As the school year is wrapping up for universities nationwide, Columbia University made headlines for their planned graduation celebrations. As a part of the Commencement Week, Columbia is offering six additional celebrations based on race, sexual preference, and income.
Reports of the separate ceremonies spread through conservative outlets such as The Daily Wire and The Washington Examiner, which prompted a reply from Columbia via Twitter. According to the university, these separate celebrations are not meant to replace the school-wide graduation.
Reports today and previous tweets misrepresent our multicultural graduation celebrations, which exist in addition to, not instead of, University-wide commencement and individual school Class Days. 1/

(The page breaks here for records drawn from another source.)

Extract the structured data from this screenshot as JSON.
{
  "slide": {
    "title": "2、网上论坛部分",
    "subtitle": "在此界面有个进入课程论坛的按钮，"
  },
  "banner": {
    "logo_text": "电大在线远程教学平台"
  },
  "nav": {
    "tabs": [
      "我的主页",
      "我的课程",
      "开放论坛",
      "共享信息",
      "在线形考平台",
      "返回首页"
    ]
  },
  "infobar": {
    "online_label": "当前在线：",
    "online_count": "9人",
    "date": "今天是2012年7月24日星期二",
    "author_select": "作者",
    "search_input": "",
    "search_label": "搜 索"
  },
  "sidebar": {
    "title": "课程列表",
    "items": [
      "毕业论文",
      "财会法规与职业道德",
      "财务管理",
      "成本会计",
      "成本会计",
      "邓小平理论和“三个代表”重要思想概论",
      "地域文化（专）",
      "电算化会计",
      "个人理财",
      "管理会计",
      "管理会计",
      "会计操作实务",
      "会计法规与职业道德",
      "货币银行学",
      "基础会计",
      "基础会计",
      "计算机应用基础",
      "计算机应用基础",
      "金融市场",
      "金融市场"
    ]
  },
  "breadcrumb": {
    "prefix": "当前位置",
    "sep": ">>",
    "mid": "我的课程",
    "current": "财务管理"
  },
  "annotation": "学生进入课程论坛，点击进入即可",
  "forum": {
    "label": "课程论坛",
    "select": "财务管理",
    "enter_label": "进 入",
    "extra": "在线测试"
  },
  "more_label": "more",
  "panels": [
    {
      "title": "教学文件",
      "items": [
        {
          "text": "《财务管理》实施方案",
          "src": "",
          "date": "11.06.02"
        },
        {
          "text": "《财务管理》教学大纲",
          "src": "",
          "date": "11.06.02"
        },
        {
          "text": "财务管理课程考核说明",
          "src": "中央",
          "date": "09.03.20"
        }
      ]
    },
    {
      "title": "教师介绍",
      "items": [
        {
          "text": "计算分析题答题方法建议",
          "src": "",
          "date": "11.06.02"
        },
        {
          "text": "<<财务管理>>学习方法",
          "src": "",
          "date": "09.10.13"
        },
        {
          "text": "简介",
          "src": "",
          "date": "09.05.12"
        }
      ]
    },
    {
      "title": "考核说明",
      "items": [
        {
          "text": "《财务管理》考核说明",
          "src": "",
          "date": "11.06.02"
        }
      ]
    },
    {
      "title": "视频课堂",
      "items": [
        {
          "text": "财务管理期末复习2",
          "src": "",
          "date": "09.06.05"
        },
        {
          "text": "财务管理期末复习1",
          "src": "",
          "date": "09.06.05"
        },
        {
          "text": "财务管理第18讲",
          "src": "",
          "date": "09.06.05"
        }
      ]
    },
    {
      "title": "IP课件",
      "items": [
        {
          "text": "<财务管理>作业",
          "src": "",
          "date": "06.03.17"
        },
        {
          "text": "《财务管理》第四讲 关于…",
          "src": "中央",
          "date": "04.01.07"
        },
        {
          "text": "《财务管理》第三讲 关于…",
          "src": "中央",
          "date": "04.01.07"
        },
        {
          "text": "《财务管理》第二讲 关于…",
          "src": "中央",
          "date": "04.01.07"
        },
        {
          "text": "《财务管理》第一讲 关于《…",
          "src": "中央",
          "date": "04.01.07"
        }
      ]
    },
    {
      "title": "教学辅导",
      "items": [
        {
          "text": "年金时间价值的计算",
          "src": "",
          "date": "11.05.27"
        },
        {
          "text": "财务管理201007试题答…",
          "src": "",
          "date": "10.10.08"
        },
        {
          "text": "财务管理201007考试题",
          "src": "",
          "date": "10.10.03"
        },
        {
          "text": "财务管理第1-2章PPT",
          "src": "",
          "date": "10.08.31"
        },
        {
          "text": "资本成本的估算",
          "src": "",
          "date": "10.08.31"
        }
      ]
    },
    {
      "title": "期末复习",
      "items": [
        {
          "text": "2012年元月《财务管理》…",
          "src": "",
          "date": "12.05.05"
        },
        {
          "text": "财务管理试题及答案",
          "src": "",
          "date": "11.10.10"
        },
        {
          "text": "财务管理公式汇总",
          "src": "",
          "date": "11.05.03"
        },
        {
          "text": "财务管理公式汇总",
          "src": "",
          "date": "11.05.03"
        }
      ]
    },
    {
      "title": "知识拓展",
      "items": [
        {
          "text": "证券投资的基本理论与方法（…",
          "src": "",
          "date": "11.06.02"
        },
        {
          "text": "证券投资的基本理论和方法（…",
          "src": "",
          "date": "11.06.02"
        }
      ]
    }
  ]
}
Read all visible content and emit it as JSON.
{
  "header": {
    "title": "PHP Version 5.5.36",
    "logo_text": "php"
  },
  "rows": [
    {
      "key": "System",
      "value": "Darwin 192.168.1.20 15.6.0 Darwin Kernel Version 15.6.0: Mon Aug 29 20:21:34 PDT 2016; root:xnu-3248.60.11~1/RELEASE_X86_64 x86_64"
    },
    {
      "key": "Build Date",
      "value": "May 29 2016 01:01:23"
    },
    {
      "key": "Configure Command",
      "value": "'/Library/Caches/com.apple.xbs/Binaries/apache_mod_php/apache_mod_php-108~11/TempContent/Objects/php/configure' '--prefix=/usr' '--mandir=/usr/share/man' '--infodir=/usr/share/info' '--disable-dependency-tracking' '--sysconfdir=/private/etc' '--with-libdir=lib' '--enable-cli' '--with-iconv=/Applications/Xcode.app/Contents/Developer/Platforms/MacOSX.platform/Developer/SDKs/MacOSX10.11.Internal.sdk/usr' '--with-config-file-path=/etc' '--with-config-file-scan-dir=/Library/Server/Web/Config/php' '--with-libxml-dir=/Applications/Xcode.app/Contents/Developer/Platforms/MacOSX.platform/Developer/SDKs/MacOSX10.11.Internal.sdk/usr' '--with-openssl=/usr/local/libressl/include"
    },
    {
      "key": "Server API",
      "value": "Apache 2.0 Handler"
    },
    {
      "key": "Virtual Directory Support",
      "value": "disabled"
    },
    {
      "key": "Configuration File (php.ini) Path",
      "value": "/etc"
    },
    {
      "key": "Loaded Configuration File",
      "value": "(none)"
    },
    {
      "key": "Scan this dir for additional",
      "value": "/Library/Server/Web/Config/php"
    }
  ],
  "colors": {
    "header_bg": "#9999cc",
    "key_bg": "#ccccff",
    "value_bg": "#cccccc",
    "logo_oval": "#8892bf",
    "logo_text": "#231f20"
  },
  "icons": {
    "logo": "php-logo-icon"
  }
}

— Columbia University (@Columbia) March 16, 2021
The university also affirms that these celebrations are voluntary, but are “a highly anticipated and valuable part of the Columbia graduation experience.”
Ceremonies offered by the University include a Native Celebration, an Asian Celebration, a Black Celebration, a Latino Celebration, a Lavender Celebration (for those part of the LGBTQ+ community), and a FLI Celebration which they define as “first generation and/or low income community.” Each celebration falls on different days and times, and are sponsored by different organizations and groups from the school.
In addition to these ceremonies, Columbia is also providing a special graduation cord to those who have been deemed to promote “multiculturalism” in their lives.
Presented by Multicultural Affairs, the Multicultural Graduation Cords are given to graduating seniors in Columbia College, Columbia Engineering and the School of General Studies who have demonstrated an outstanding commitment to diversity, social justice and multiculturalism through Multicultural Affairs, campus leadership, community involvement, academic endeavors and/or personal dedication.
A recent report from the National Association of Scholars revealed that, out of 173 schools, 76 of them promoted similar segregated graduation ceremonies. Among these schools are notable names such as Harvard, Yale, and Stanford.